Useful info

There is a ton of useful resources out there to help you plan your paddle. The Inside Passage Facebook group is a great treasure trove of knowledge. We downloaded the book ‘Kayaking the Inside Passage’ by R.H. Miller onto our phones which offered information on; history, tides, wildlife, routes, campsites and much more. There are various online maps from previous paddling trips, featuring notated information such as: campsites, water and resupply points.

General conditions
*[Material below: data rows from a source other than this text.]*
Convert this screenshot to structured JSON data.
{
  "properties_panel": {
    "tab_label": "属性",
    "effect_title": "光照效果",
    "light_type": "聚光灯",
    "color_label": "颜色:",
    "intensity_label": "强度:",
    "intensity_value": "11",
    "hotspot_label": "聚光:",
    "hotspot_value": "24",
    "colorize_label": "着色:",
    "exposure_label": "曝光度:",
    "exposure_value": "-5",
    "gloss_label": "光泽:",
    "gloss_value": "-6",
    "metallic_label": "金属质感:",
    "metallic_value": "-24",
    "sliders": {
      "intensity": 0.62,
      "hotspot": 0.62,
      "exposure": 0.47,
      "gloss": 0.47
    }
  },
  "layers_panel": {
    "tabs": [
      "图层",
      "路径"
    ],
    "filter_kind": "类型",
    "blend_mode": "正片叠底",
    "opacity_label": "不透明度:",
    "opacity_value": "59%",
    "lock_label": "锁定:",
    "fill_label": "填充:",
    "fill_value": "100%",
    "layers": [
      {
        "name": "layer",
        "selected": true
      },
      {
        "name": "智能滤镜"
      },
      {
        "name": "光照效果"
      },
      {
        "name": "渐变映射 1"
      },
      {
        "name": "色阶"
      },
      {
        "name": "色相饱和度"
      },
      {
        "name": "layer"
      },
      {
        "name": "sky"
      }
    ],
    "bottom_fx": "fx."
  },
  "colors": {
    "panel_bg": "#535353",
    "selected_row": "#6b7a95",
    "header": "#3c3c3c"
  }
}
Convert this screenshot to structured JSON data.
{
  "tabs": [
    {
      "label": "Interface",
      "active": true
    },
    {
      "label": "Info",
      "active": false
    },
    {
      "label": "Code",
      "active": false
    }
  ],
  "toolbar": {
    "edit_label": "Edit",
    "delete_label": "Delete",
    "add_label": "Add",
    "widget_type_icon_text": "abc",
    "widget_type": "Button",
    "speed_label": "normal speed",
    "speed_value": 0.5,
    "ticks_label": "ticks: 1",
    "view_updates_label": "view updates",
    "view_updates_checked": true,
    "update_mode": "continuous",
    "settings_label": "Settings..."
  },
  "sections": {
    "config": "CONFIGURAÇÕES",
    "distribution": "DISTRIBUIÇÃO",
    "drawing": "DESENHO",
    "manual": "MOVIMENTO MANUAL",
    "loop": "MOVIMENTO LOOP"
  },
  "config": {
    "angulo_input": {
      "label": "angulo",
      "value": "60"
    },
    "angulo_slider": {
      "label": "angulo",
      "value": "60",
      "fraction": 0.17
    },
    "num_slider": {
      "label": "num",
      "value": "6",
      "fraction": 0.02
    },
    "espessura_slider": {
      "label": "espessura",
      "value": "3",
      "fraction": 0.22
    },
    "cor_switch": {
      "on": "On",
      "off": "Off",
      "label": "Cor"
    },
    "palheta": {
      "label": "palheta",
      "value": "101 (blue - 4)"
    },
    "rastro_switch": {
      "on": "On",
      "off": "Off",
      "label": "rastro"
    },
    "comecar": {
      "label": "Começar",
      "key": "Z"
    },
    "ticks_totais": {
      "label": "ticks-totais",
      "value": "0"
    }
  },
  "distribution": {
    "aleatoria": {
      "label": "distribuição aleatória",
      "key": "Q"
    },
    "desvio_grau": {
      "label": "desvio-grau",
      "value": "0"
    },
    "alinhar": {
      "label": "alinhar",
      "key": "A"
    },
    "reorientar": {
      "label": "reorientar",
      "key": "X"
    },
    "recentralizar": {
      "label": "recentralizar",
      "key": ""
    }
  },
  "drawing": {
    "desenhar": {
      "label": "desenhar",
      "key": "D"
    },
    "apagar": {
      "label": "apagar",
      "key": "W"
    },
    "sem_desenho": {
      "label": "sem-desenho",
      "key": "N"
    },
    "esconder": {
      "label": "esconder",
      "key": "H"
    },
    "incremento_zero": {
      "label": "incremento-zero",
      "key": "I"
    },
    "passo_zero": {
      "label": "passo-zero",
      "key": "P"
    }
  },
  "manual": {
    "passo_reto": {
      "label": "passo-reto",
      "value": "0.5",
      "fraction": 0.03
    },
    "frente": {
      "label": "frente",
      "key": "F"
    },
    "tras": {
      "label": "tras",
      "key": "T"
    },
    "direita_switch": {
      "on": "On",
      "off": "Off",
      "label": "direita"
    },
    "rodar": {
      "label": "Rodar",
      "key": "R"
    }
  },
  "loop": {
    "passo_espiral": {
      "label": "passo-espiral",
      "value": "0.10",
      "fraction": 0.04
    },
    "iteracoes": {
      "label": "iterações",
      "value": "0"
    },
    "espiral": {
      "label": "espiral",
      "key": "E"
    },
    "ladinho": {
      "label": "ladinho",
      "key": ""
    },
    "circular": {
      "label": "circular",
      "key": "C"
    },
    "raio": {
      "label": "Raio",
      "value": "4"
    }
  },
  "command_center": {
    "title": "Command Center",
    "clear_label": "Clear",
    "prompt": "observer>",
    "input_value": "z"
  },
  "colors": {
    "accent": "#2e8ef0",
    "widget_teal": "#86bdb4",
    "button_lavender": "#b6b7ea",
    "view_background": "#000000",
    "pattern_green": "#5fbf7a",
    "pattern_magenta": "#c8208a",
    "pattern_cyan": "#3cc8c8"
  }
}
We found the paddling relatively straight forward. The majority of the route is sheltered by islands with only a few exposed headlands. The wind offered some challenges but was never a show stopper for us. However, we have heard from other paddlers that it gets much stronger & prohibiting. As a general rule of thumb you could set your watch by winds picking up at 3pm in the afternoon. Tides do get pretty strong in areas with overfalls and whirlpools so a good knowledge of tidal planning is vital. Lots of the tidal cruxs need to be paddled at slack water and it was often possible to paddle up tide by hugging the coastline. Landings are found quite regularly and we found many more campsites than recorded online or in Miller’s book. We carried up to 13l of water each and managed to fill up from taps with the back up of water purification means with us if necessary. Bears… We saw one from the water and heard another near camp whilst in our tent. Cook away from your tent spot where possible. Store all smellies in your hatches, seal them and flip your boat overnight. Get studious and read up on bear safe camping. Again not a show stopper, but we have heard of trips earlier in the year with a greater number of sightings & encounters.

This area really is a sea kayaker’s paradise, with something for everyone. If you are thinking about a trip out there, do it! Give me a shout if you would like to chat more about it and happy paddling.


Search

Admin
Log in
Pages
Blog Home
  • Sample Page
  • Archives
  • October 2019
  • September 2019
  • June 2019
  • April 2019
  • November 2018
  • September 2018
  • June 2018
  • March 2018
  • January 2018
  • December 2017
  • November 2017
  • August 2017
  • May 2017
  • April 2017
  • March 2017
  • February 2017
  • December 2016
  • November 2016
  • September 2016
  • August 2016
  • July 2016
  • April 2016
  • August 2015
  • October 2014
  • September 2014
  • August 2014
  • May 2014
  • April 2014
  • February 2014
  • November 2013
  • October 2013
  • August 2013
  • July 2013
  • June 2013
  • May 2013
  • March 2013
  • February 2013
  • December 2012
  • November 2012
  • October 2012
  • September 2012
  • August 2012
  • July 2012
  • June 2012
  • May 2012
  • April 2012
  • March 2012
  • February 2012
  • January 2012
  • December 2011
  • November 2011
  • October 2011
  • August 2011
  • July 2011
  • June 2011
  • May 2011
  • April 2011
  • March 2011
  • February 2011
  • December 2010
  • November 2010
  • October 2010
  • September 2010
  • August 2010
  • July 2010
  • June 2010
  • May 2010
  • April 2010
  • March 2010
  • February 2010
  • January 2010
  • December 2009
  • November 2009
  • October 2009
  • September 2009
  • August 2009
  • July 2009
  • June 2009
  • May 2009
  • April 2009
  • March 2009
  • February 2009
  • January 2009
  • November 2008
  • October 2008
  • August 2008
  • July 2008
  • June 2008
  • April 2008
  • February 2008
  • January 2008
  • November 2007
  • September 2007
  • August 2007
  • July 2007
  • June 2007
  • May 2007
  • April 2007
  • March 2007
  • February 2007
  • January 2007
  • January 1970
  • Categories
  • Expeditions (10)
  • News (23)
  • Reviews (10)
  • Technical (11)
  • Trip Reports (834)
  • Contributors
  • P&H Paddlers Admin
  • Björn Nehrhoff V. H.
  • Brian Day
  • Christopher Lockyer
  • Dimitri Vandepoele
  • Doug Cooper
  • Gethin Roberts
  • Jay Rose
  • Jim Krawiecki
  • Jonny Hawkins
  • Kate Duffus
  • Mark Kalch
  • Olly Sanders
  • P&H Sea Kayaks
  • P&H Custom Sea Kayaks
  • Paul Kuthe
  • Robert Moffatt
  • Roger Chandler
  • Sid Sinfield